INFORMATION PROVIDED »

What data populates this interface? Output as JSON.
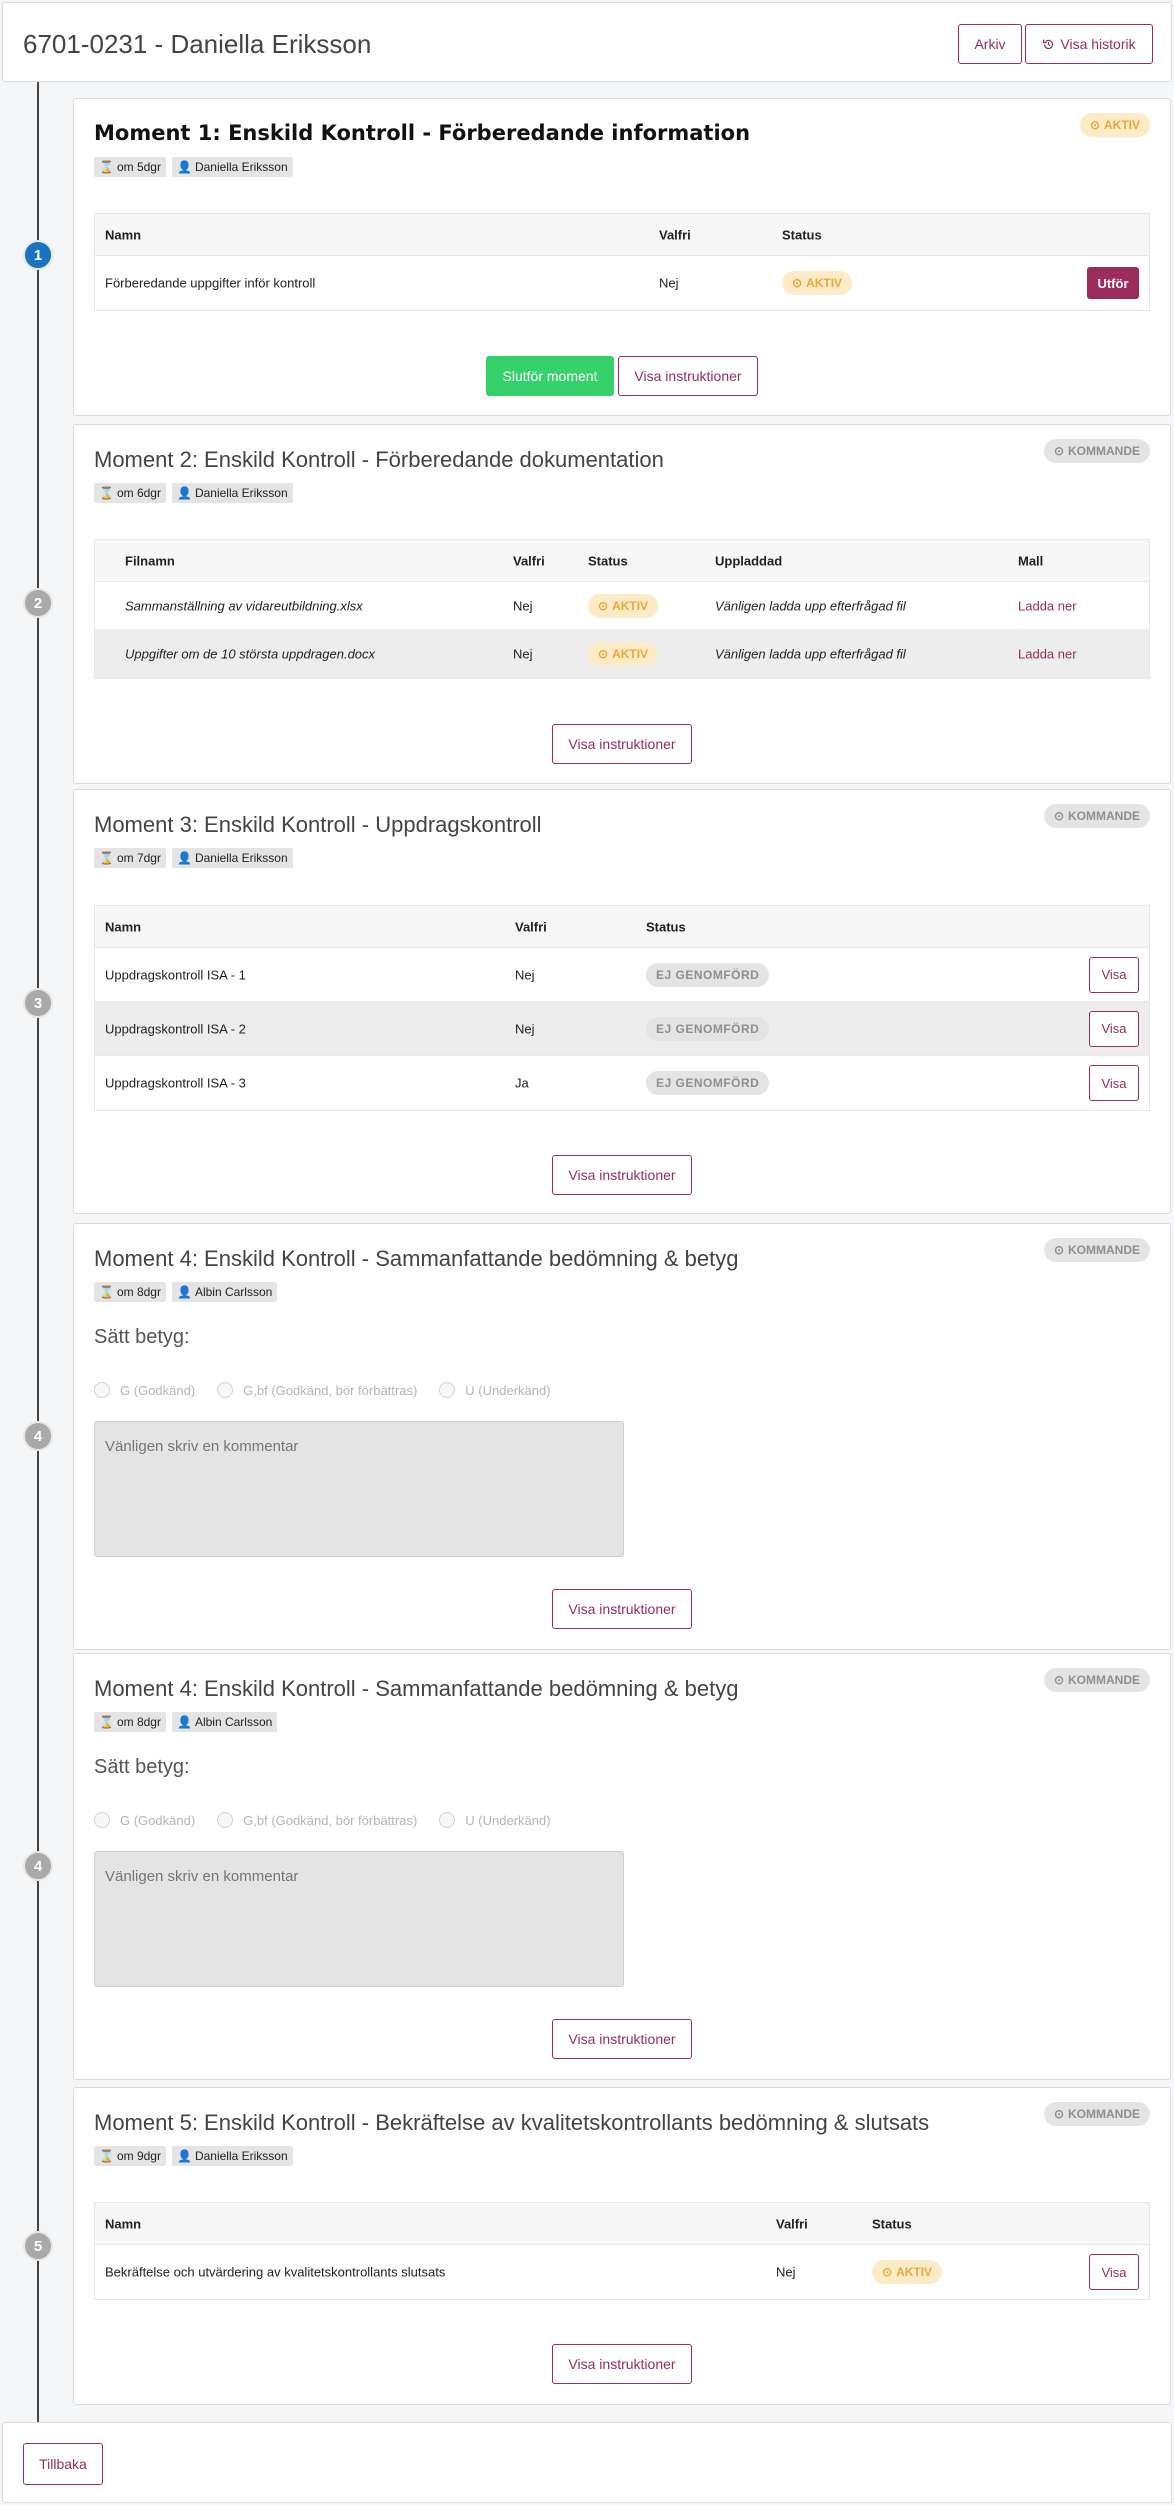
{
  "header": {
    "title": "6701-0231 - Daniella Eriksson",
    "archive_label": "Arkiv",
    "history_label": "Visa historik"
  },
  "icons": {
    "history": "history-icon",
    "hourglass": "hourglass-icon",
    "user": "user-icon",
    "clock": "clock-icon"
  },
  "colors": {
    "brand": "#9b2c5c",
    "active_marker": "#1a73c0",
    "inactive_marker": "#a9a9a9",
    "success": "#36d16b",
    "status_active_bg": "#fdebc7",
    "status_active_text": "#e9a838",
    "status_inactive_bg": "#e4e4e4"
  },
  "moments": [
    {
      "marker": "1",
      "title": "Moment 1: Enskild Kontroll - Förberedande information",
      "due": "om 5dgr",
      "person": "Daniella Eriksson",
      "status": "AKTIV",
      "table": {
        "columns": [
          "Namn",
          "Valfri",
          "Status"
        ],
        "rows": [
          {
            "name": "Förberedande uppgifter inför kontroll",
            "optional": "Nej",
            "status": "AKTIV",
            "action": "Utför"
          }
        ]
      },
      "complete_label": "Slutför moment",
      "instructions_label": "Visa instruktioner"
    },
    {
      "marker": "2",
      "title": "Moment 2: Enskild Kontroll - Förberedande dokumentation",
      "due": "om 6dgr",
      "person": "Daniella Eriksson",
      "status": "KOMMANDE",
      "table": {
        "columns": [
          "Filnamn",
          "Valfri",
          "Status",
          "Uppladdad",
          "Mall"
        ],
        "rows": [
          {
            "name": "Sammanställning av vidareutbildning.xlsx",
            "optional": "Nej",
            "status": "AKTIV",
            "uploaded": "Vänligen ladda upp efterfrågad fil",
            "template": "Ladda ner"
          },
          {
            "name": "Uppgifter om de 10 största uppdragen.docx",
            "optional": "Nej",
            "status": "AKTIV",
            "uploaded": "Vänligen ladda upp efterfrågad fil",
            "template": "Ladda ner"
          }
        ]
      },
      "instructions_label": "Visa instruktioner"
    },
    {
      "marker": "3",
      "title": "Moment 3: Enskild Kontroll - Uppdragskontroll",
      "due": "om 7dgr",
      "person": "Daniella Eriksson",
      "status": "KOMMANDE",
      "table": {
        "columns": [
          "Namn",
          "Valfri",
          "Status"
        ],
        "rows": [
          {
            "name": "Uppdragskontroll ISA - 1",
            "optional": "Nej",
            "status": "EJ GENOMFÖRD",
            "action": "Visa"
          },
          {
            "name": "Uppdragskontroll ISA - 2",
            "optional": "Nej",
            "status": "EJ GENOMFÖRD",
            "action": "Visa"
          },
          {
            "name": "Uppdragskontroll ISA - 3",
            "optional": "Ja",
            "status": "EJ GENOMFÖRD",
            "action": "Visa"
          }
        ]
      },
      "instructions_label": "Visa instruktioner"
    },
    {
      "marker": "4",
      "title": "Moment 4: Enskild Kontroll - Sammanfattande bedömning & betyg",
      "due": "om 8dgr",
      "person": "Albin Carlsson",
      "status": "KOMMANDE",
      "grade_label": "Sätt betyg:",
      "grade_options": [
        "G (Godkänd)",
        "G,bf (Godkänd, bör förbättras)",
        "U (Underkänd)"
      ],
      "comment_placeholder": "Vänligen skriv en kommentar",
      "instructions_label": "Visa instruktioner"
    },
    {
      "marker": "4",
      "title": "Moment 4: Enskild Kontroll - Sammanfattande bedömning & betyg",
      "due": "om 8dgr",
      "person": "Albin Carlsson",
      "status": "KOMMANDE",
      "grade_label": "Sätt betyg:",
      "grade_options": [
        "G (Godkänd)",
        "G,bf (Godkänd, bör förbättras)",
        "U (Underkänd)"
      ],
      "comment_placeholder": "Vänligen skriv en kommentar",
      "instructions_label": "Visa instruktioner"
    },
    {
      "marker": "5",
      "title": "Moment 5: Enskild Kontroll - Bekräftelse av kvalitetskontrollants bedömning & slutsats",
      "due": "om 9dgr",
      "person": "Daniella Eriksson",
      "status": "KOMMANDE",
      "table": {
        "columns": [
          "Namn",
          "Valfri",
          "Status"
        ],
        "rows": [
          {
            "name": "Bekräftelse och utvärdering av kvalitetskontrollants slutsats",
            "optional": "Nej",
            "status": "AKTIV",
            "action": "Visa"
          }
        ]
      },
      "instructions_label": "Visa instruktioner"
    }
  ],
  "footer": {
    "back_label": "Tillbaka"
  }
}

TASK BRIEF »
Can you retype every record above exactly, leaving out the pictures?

OUTPUT BELOW »
What data populates this interface? Output as JSON.
{
  "header": {
    "title": "6701-0231 - Daniella Eriksson",
    "archive_label": "Arkiv",
    "history_label": "Visa historik"
  },
  "icons": {
    "history": "history-icon",
    "hourglass": "hourglass-icon",
    "user": "user-icon",
    "clock": "clock-icon"
  },
  "colors": {
    "brand": "#9b2c5c",
    "active_marker": "#1a73c0",
    "inactive_marker": "#a9a9a9",
    "success": "#36d16b",
    "status_active_bg": "#fdebc7",
    "status_active_text": "#e9a838",
    "status_inactive_bg": "#e4e4e4"
  },
  "moments": [
    {
      "marker": "1",
      "title": "Moment 1: Enskild Kontroll - Förberedande information",
      "due": "om 5dgr",
      "person": "Daniella Eriksson",
      "status": "AKTIV",
      "table": {
        "columns": [
          "Namn",
          "Valfri",
          "Status"
        ],
        "rows": [
          {
            "name": "Förberedande uppgifter inför kontroll",
            "optional": "Nej",
            "status": "AKTIV",
            "action": "Utför"
          }
        ]
      },
      "complete_label": "Slutför moment",
      "instructions_label": "Visa instruktioner"
    },
    {
      "marker": "2",
      "title": "Moment 2: Enskild Kontroll - Förberedande dokumentation",
      "due": "om 6dgr",
      "person": "Daniella Eriksson",
      "status": "KOMMANDE",
      "table": {
        "columns": [
          "Filnamn",
          "Valfri",
          "Status",
          "Uppladdad",
          "Mall"
        ],
        "rows": [
          {
            "name": "Sammanställning av vidareutbildning.xlsx",
            "optional": "Nej",
            "status": "AKTIV",
            "uploaded": "Vänligen ladda upp efterfrågad fil",
            "template": "Ladda ner"
          },
          {
            "name": "Uppgifter om de 10 största uppdragen.docx",
            "optional": "Nej",
            "status": "AKTIV",
            "uploaded": "Vänligen ladda upp efterfrågad fil",
            "template": "Ladda ner"
          }
        ]
      },
      "instructions_label": "Visa instruktioner"
    },
    {
      "marker": "3",
      "title": "Moment 3: Enskild Kontroll - Uppdragskontroll",
      "due": "om 7dgr",
      "person": "Daniella Eriksson",
      "status": "KOMMANDE",
      "table": {
        "columns": [
          "Namn",
          "Valfri",
          "Status"
        ],
        "rows": [
          {
            "name": "Uppdragskontroll ISA - 1",
            "optional": "Nej",
            "status": "EJ GENOMFÖRD",
            "action": "Visa"
          },
          {
            "name": "Uppdragskontroll ISA - 2",
            "optional": "Nej",
            "status": "EJ GENOMFÖRD",
            "action": "Visa"
          },
          {
            "name": "Uppdragskontroll ISA - 3",
            "optional": "Ja",
            "status": "EJ GENOMFÖRD",
            "action": "Visa"
          }
        ]
      },
      "instructions_label": "Visa instruktioner"
    },
    {
      "marker": "4",
      "title": "Moment 4: Enskild Kontroll - Sammanfattande bedömning & betyg",
      "due": "om 8dgr",
      "person": "Albin Carlsson",
      "status": "KOMMANDE",
      "grade_label": "Sätt betyg:",
      "grade_options": [
        "G (Godkänd)",
        "G,bf (Godkänd, bör förbättras)",
        "U (Underkänd)"
      ],
      "comment_placeholder": "Vänligen skriv en kommentar",
      "instructions_label": "Visa instruktioner"
    },
    {
      "marker": "4",
      "title": "Moment 4: Enskild Kontroll - Sammanfattande bedömning & betyg",
      "due": "om 8dgr",
      "person": "Albin Carlsson",
      "status": "KOMMANDE",
      "grade_label": "Sätt betyg:",
      "grade_options": [
        "G (Godkänd)",
        "G,bf (Godkänd, bör förbättras)",
        "U (Underkänd)"
      ],
      "comment_placeholder": "Vänligen skriv en kommentar",
      "instructions_label": "Visa instruktioner"
    },
    {
      "marker": "5",
      "title": "Moment 5: Enskild Kontroll - Bekräftelse av kvalitetskontrollants bedömning & slutsats",
      "due": "om 9dgr",
      "person": "Daniella Eriksson",
      "status": "KOMMANDE",
      "table": {
        "columns": [
          "Namn",
          "Valfri",
          "Status"
        ],
        "rows": [
          {
            "name": "Bekräftelse och utvärdering av kvalitetskontrollants slutsats",
            "optional": "Nej",
            "status": "AKTIV",
            "action": "Visa"
          }
        ]
      },
      "instructions_label": "Visa instruktioner"
    }
  ],
  "footer": {
    "back_label": "Tillbaka"
  }
}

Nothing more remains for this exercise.